We often hear talk of how analytics can help businesses and organisations extract valuable insight from their data, but that’s where the conversation ends.
How does it do this? And what should we do with the resulting information?
Analytics can be applied to any scenario. It can help to minimise wasteful expenditure within a government department, or to improve tax compliance among 30 to 40 year olds, for example.
Whatever the application, data analysis provides useful insights that can be leveraged to not only make strategic business decisions, but also to solve problems, replicate desirable circumstances, or prevent issues from occurring in the first place.
When discussing analytics, we refer to predictive analysis, descriptive analysis and sequencing, which each employ various analytical disciplines, technologies and methods.
One of the fundamental tasks of analytics is to bring predictive power to information. It can help us to understand what happened in the past, what is happening now, in terms of monitoring and controlling information), and what is likely to happen in the future.
Descriptive analytics is about understanding certain phenomena. In any industry, there are those who want to be able to detect two types of patterns – desirable and undesirable.
For example, a hospital chain may detect that Hospital X is performing well in terms of disease eradication, which is an example of a desirable pattern. The hospital group may want to drill down to find out what Hospital X is doing differently compared to Hospitals Y and Z, with a view to replicating this model across the chain. Similarly, it may notice that Hospital Z has a worryingly high infant mortality rate – an undesirable pattern – and, through analysis, will be able to identify what factors contribute to this.
When analysing a sequence of events, one tries to deduce what order of events produced a certain desirable or undesirable outcome with a view to preventing something from happening, or ensuring that desired results are repeated.
With this information, the group can rank hospitals on a good/average/bad spectrum and settle on a benchmark that all hospitals can be measured against. Once it understands the variables around those hospitals that are performing well versus those that are not, it can then implement solutions at under-performing hospitals, and can replicate models of successful hospitals, in the process preventing disease outbreak and lowering infant mortality – before it happens.
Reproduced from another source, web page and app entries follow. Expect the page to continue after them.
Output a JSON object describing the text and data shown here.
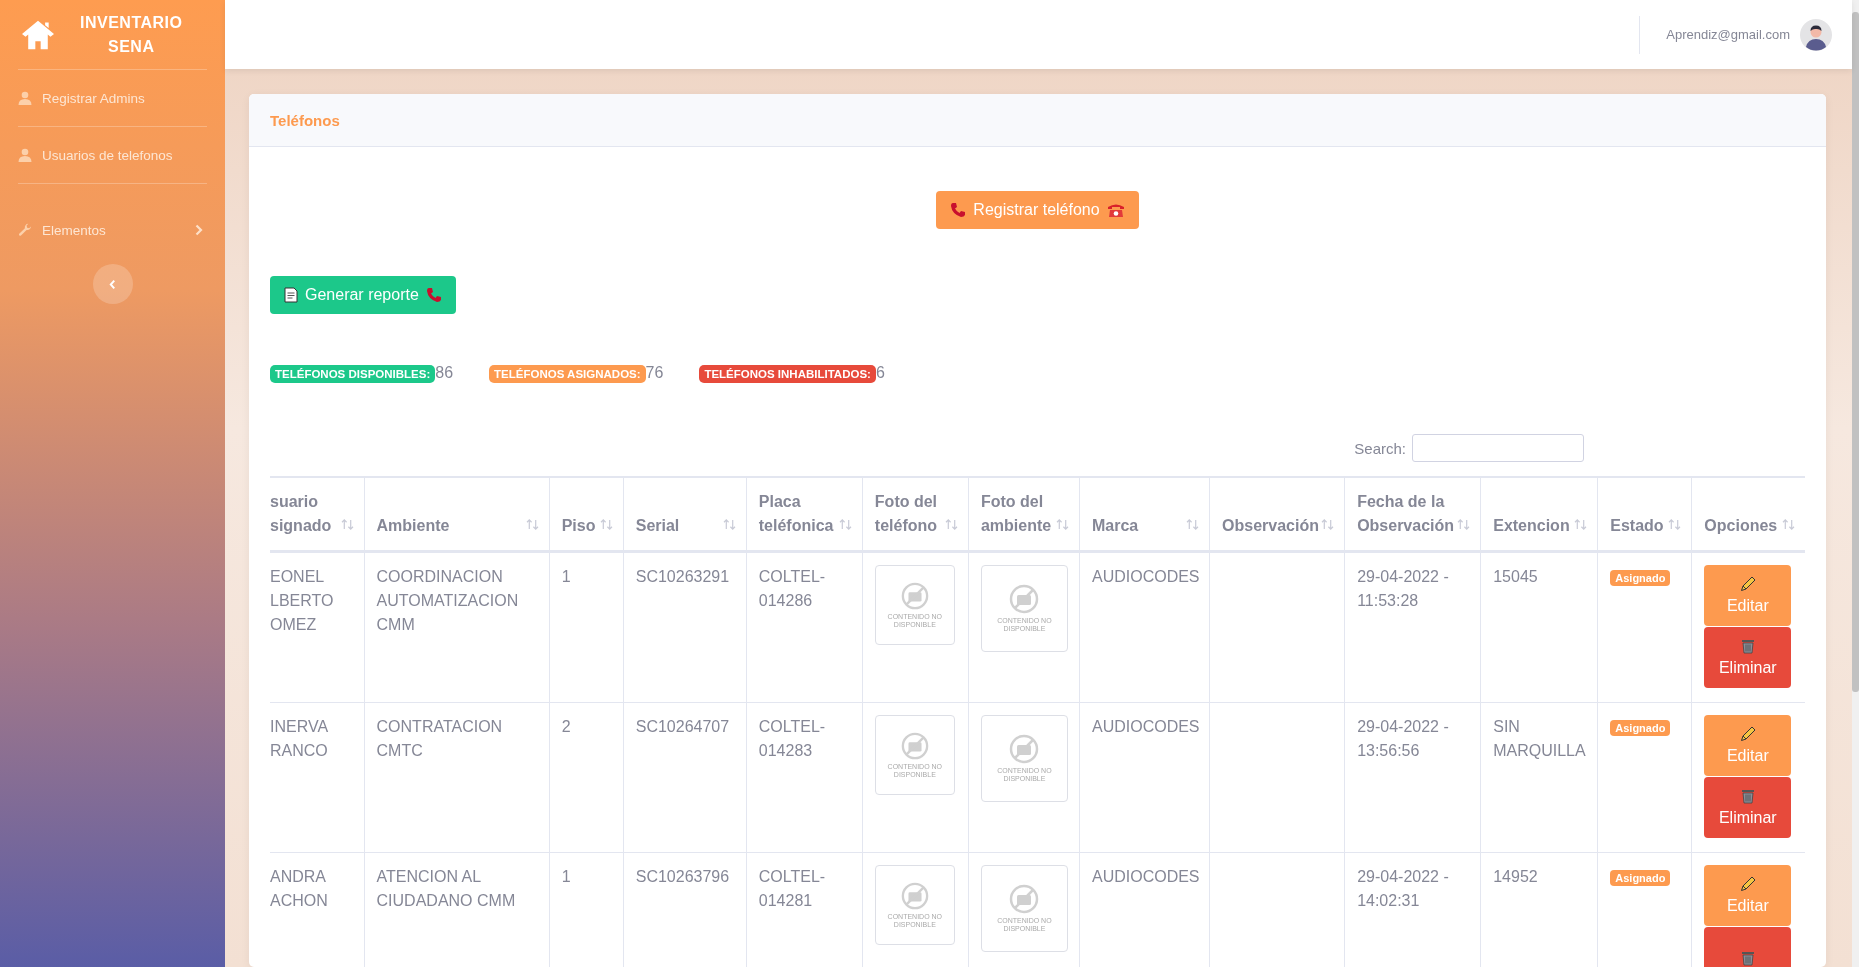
{
  "sidebar": {
    "brand": [
      "INVENTARIO",
      "SENA"
    ],
    "items": [
      {
        "label": "Registrar Admins",
        "kind": "user"
      },
      {
        "label": "Usuarios de telefonos",
        "kind": "user"
      },
      {
        "label": "Elementos",
        "kind": "group"
      }
    ]
  },
  "topbar": {
    "user_email": "Aprendiz@gmail.com"
  },
  "card": {
    "title": "Teléfonos",
    "register_button": "Registrar teléfono",
    "report_button": "Generar reporte",
    "stats": [
      {
        "label": "TELÉFONOS DISPONIBLES:",
        "count": "86",
        "color": "#1cc88a"
      },
      {
        "label": "TELÉFONOS ASIGNADOS:",
        "count": "76",
        "color": "#fd9a4f"
      },
      {
        "label": "TELÉFONOS INHABILITADOS:",
        "count": "6",
        "color": "#e74a3b"
      }
    ],
    "search": {
      "label": "Search:"
    }
  },
  "table": {
    "columns": [
      [
        "suario",
        "signado"
      ],
      [
        "Ambiente"
      ],
      [
        "Piso"
      ],
      [
        "Serial"
      ],
      [
        "Placa",
        "teléfonica"
      ],
      [
        "Foto del",
        "teléfono"
      ],
      [
        "Foto del",
        "ambiente"
      ],
      [
        "Marca"
      ],
      [
        "Observación"
      ],
      [
        "Fecha de la",
        "Observación"
      ],
      [
        "Extencion"
      ],
      [
        "Estado"
      ],
      [
        "Opciones"
      ]
    ],
    "rows": [
      {
        "user": [
          "EONEL",
          "LBERTO",
          "OMEZ"
        ],
        "ambiente": "COORDINACION AUTOMATIZACION CMM",
        "piso": "1",
        "serial": "SC10263291",
        "placa": "COLTEL-014286",
        "phone_photo": "CONTENIDO NO DISPONIBLE",
        "room_photo": "CONTENIDO NO DISPONIBLE",
        "marca": "AUDIOCODES",
        "fecha": "29-04-2022 - 11:53:28",
        "extension": "15045",
        "estado": "Asignado",
        "edit_label": "Editar",
        "delete_label": "Eliminar"
      },
      {
        "user": [
          "INERVA",
          "RANCO"
        ],
        "ambiente": "CONTRATACION CMTC",
        "piso": "2",
        "serial": "SC10264707",
        "placa": "COLTEL-014283",
        "phone_photo": "CONTENIDO NO DISPONIBLE",
        "room_photo": "CONTENIDO NO DISPONIBLE",
        "marca": "AUDIOCODES",
        "fecha": "29-04-2022 - 13:56:56",
        "extension": "SIN MARQUILLA",
        "estado": "Asignado",
        "edit_label": "Editar",
        "delete_label": "Eliminar"
      },
      {
        "user": [
          "ANDRA",
          "ACHON"
        ],
        "ambiente": "ATENCION AL CIUDADANO CMM",
        "piso": "1",
        "serial": "SC10263796",
        "placa": "COLTEL-014281",
        "phone_photo": "CONTENIDO NO DISPONIBLE",
        "room_photo": "CONTENIDO NO DISPONIBLE",
        "marca": "AUDIOCODES",
        "fecha": "29-04-2022 - 14:02:31",
        "extension": "14952",
        "estado": "Asignado",
        "edit_label": "Editar"
      }
    ]
  }
}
Ultimately, analytics is about inducing general, non-specific knowledge that can be applied elsewhere.
Crucially, organisations must act on the insights produced by analysis. However, they will not come by this information overnight. Data must be aggregated over an extended period of time and across a variety of areas, one cannot induce something about anything by simply looking at a single factor at a time. Analysing different data over time will give insight into what the problem is, as well as the possible solution. Someone then needs to be empowered to go in and make changes.
Data availability can be a challenge, however. Gathering data that is segregated across email, PDFs, databases, etc, can be time-consuming – data preparation constitutes 70% to 80% of the total effort. However, once all the data has been collected and the variables are in place, an algorithm can be applied in an hour, which will help produce the patterns.
The next step is to measure the effects of the solution that was implemented. If you don’t compare numbers after implementation, you will not be able to quantify the benefits you have achieved.
Either way, analysis should be used for the greater good, from reducing crime, to identifying areas at risk of flooding, allowing time to relocate people before a storm hits.
Goran Dragosavac, SAS Analytical Practitioner